Hopefully that makes sense..
Anonymous said.. >> With this cooler than normal weather expected to persist into next week, are we done with the warmer temps as in 15C-20C daytime highs?ReplyDelete
For the time being, yes.. we won't see temps back in the 15-20C range over the next week or so. However, we should be moderating back to near normal temps in the mid teens later next week, and in fact, CPC hints of warmer than normal temperatures possibly returning by mid October. Now, it'll be getting less and less likely for us to see 20C temperatures after mid October.. but it can happen. We've had 20C+ temperatures in Winnipeg as late as Nov 5th.

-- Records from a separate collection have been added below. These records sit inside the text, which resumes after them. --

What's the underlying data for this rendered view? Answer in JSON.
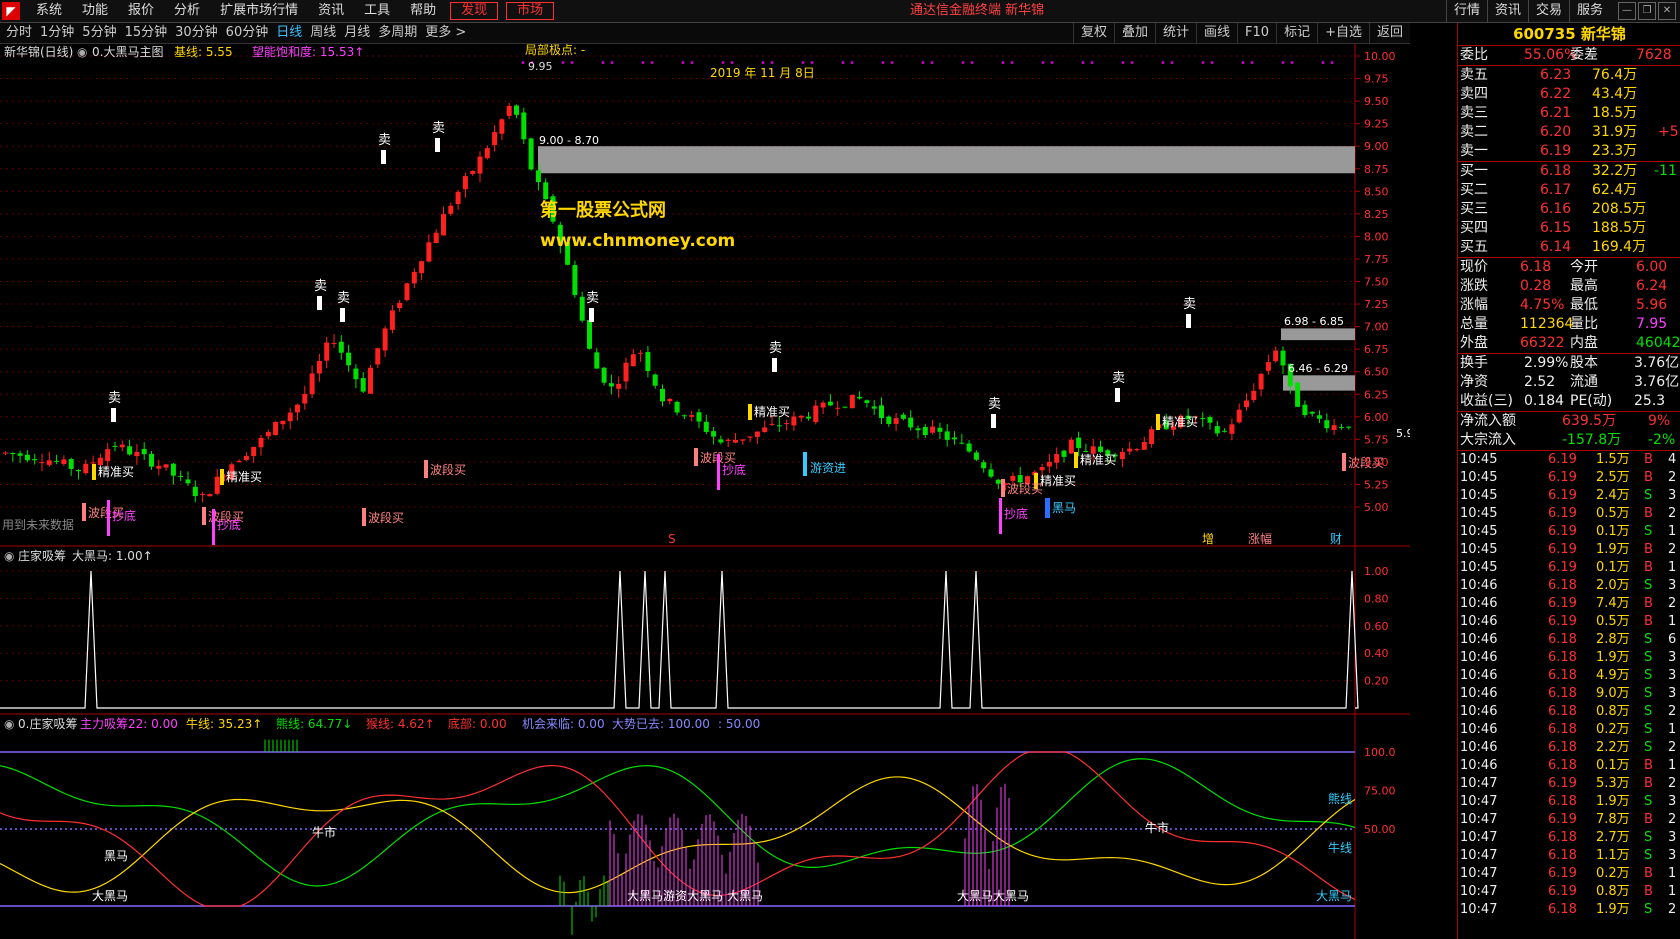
{
  "app": {
    "menu": [
      "系统",
      "功能",
      "报价",
      "分析",
      "扩展市场行情",
      "资讯",
      "工具",
      "帮助",
      "发现",
      "市场"
    ],
    "center_title": "通达信金融终端  新华锦",
    "right_menu": [
      "行情",
      "资讯",
      "交易",
      "服务"
    ]
  },
  "toolbar": {
    "periods": [
      "分时",
      "1分钟",
      "5分钟",
      "15分钟",
      "30分钟",
      "60分钟",
      "日线",
      "周线",
      "月线",
      "多周期",
      "更多 >"
    ],
    "active_period": "日线",
    "tools": [
      "复权",
      "叠加",
      "统计",
      "画线",
      "F10",
      "标记",
      "+自选",
      "返回"
    ]
  },
  "main_chart": {
    "title": "新华锦(日线)",
    "indicator": "0.大黑马主图",
    "baseline_label": "基线: 5.55",
    "saturation_label": "望能饱和度: 15.53↑",
    "local_extreme": "局部极点: -",
    "date_label": "2019 年 11 月 8日",
    "peak_price": "9.95",
    "zone_top_label": "9.00 - 8.70",
    "zone_mid_label": "6.98 - 6.85",
    "zone_low_label": "6.46 - 6.29",
    "current_label": "5.93",
    "watermark_cn": "第一股票公式网",
    "watermark_url": "www.chnmoney.com",
    "future_data": "用到未来数据",
    "y_ticks": [
      "10.00",
      "9.75",
      "9.50",
      "9.25",
      "9.00",
      "8.75",
      "8.50",
      "8.25",
      "8.00",
      "7.75",
      "7.50",
      "7.25",
      "7.00",
      "6.75",
      "6.50",
      "6.25",
      "6.00",
      "5.75",
      "5.50",
      "5.25",
      "5.00"
    ],
    "sell_label": "卖",
    "buy_labels": [
      "精准买",
      "精准买",
      "精准买",
      "精准买",
      "精准买",
      "精准买"
    ],
    "wave_labels": [
      "波段买",
      "波段买",
      "波段买",
      "波段买",
      "波段买",
      "波段买",
      "波段买"
    ],
    "bottom_labels": [
      "抄底",
      "抄底",
      "抄底",
      "抄底"
    ],
    "cash_label": "游资进",
    "horse_label": "黑马",
    "bottom_tags": [
      "S",
      "增",
      "涨幅",
      "财"
    ]
  },
  "panel2": {
    "title": "庄家吸筹",
    "value": "大黑马: 1.00↑",
    "y_ticks": [
      "1.00",
      "0.80",
      "0.60",
      "0.40",
      "0.20"
    ]
  },
  "panel3": {
    "title": "0.庄家吸筹",
    "items": [
      {
        "text": "主力吸筹22: 0.00",
        "color": "#ff40ff"
      },
      {
        "text": "牛线: 35.23↑",
        "color": "#ffd700"
      },
      {
        "text": "熊线: 64.77↓",
        "color": "#00e000"
      },
      {
        "text": "猴线: 4.62↑",
        "color": "#ff3030"
      },
      {
        "text": "底部: 0.00",
        "color": "#ff3030"
      },
      {
        "text": "机会来临: 0.00",
        "color": "#8888ff"
      },
      {
        "text": "大势已去: 100.00",
        "color": "#8888ff"
      },
      {
        "text": ": 50.00",
        "color": "#8888ff"
      }
    ],
    "y_ticks": [
      "100.0",
      "75.00",
      "50.00"
    ],
    "labels": [
      "黑马",
      "大黑马",
      "牛市",
      "牛市",
      "大黑马游资大黑马",
      "大黑马",
      "大黑马大黑马",
      "熊线",
      "牛线",
      "大黑马"
    ]
  },
  "quote": {
    "code": "600735 新华锦",
    "weibi": {
      "label": "委比",
      "val": "55.06%",
      "label2": "委差",
      "val2": "7628"
    },
    "asks": [
      {
        "label": "卖五",
        "price": "6.23",
        "vol": "76.4万",
        "chg": ""
      },
      {
        "label": "卖四",
        "price": "6.22",
        "vol": "43.4万",
        "chg": ""
      },
      {
        "label": "卖三",
        "price": "6.21",
        "vol": "18.5万",
        "chg": ""
      },
      {
        "label": "卖二",
        "price": "6.20",
        "vol": "31.9万",
        "chg": "+5"
      },
      {
        "label": "卖一",
        "price": "6.19",
        "vol": "23.3万",
        "chg": ""
      }
    ],
    "bids": [
      {
        "label": "买一",
        "price": "6.18",
        "vol": "32.2万",
        "chg": "-11"
      },
      {
        "label": "买二",
        "price": "6.17",
        "vol": "62.4万",
        "chg": ""
      },
      {
        "label": "买三",
        "price": "6.16",
        "vol": "208.5万",
        "chg": ""
      },
      {
        "label": "买四",
        "price": "6.15",
        "vol": "188.5万",
        "chg": ""
      },
      {
        "label": "买五",
        "price": "6.14",
        "vol": "169.4万",
        "chg": ""
      }
    ],
    "stats": [
      {
        "l1": "现价",
        "v1": "6.18",
        "c1": "red",
        "l2": "今开",
        "v2": "6.00",
        "c2": "red"
      },
      {
        "l1": "涨跌",
        "v1": "0.28",
        "c1": "red",
        "l2": "最高",
        "v2": "6.24",
        "c2": "red"
      },
      {
        "l1": "涨幅",
        "v1": "4.75%",
        "c1": "red",
        "l2": "最低",
        "v2": "5.96",
        "c2": "red"
      },
      {
        "l1": "总量",
        "v1": "112364",
        "c1": "yel",
        "l2": "量比",
        "v2": "7.95",
        "c2": "mag"
      },
      {
        "l1": "外盘",
        "v1": "66322",
        "c1": "red",
        "l2": "内盘",
        "v2": "46042",
        "c2": "green"
      }
    ],
    "stats2": [
      {
        "l1": "换手",
        "v1": "2.99%",
        "l2": "股本",
        "v2": "3.76亿"
      },
      {
        "l1": "净资",
        "v1": "2.52",
        "l2": "流通",
        "v2": "3.76亿"
      },
      {
        "l1": "收益(三)",
        "v1": "0.184",
        "l2": "PE(动)",
        "v2": "25.3"
      }
    ],
    "flow": [
      {
        "label": "净流入额",
        "val": "639.5万",
        "pct": "9%",
        "color": "red"
      },
      {
        "label": "大宗流入",
        "val": "-157.8万",
        "pct": "-2%",
        "color": "green"
      }
    ],
    "ticks": [
      [
        "10:45",
        "6.19",
        "1.5万",
        "B",
        "4"
      ],
      [
        "10:45",
        "6.19",
        "2.5万",
        "B",
        "2"
      ],
      [
        "10:45",
        "6.19",
        "2.4万",
        "S",
        "3"
      ],
      [
        "10:45",
        "6.19",
        "0.5万",
        "B",
        "2"
      ],
      [
        "10:45",
        "6.19",
        "0.1万",
        "S",
        "1"
      ],
      [
        "10:45",
        "6.19",
        "1.9万",
        "B",
        "2"
      ],
      [
        "10:45",
        "6.19",
        "0.1万",
        "B",
        "1"
      ],
      [
        "10:46",
        "6.18",
        "2.0万",
        "S",
        "3"
      ],
      [
        "10:46",
        "6.19",
        "7.4万",
        "B",
        "2"
      ],
      [
        "10:46",
        "6.19",
        "0.5万",
        "B",
        "1"
      ],
      [
        "10:46",
        "6.18",
        "2.8万",
        "S",
        "6"
      ],
      [
        "10:46",
        "6.18",
        "1.9万",
        "S",
        "3"
      ],
      [
        "10:46",
        "6.18",
        "4.9万",
        "S",
        "3"
      ],
      [
        "10:46",
        "6.18",
        "9.0万",
        "S",
        "3"
      ],
      [
        "10:46",
        "6.18",
        "0.8万",
        "S",
        "2"
      ],
      [
        "10:46",
        "6.18",
        "0.2万",
        "S",
        "1"
      ],
      [
        "10:46",
        "6.18",
        "2.2万",
        "S",
        "2"
      ],
      [
        "10:46",
        "6.18",
        "0.1万",
        "B",
        "1"
      ],
      [
        "10:47",
        "6.19",
        "5.3万",
        "B",
        "2"
      ],
      [
        "10:47",
        "6.18",
        "1.9万",
        "S",
        "3"
      ],
      [
        "10:47",
        "6.19",
        "7.8万",
        "B",
        "2"
      ],
      [
        "10:47",
        "6.18",
        "2.7万",
        "S",
        "3"
      ],
      [
        "10:47",
        "6.18",
        "1.1万",
        "S",
        "3"
      ],
      [
        "10:47",
        "6.19",
        "0.2万",
        "B",
        "1"
      ],
      [
        "10:47",
        "6.19",
        "0.8万",
        "B",
        "1"
      ],
      [
        "10:47",
        "6.18",
        "1.9万",
        "S",
        "2"
      ]
    ]
  }
}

>>With the upcoming el nino although weak in nature and the record arctic sea ice melt which is expected to delay the start winter, what's with all this below normal weather suddenly?
Remember, we will always go through periods of below normal weather, even during generally warmer than normal patterns. Above normal doesn't necessarily mean above normal every day.. just warmer on average over a certain period.
Anonymous said...>> It's been snowing all day in Winnipeg, at least where I am, but almost all melted on contact. For data purposes, where do you put this type of precip, in rainfall or snowfall? If snowfall, how do you measure in centimetres when none is accumulating?ReplyDelete
Good question. If it's snowing all day and none is accumulating, you would record a "Trace" as snowfall (in cm) and put the melted equivalent (in mm) as total precipitation. For example, today I recorded 1 cm of snow but 15 mm of melted precipitation (rain and snow together).
Thanks Rob :)ReplyDelete
Quite the intense band of what is likely snow off to the northeast of Winnipeg coming off Lake Winnipeg through Grand Beach to Milner Ridge area. This looks like a deformation axis precipitation band enhanced by lake effect moving slightly westward towards Beausejour. Could be seeing heavy snowfall rates in that band.ReplyDelete
In 2009, we had 10 cm of snow on Oct 9th off Lake Manitoba. After that, we didn't get a good snow until Christmas, so who knows, this doesn't necessarily mean an early winter!ReplyDelete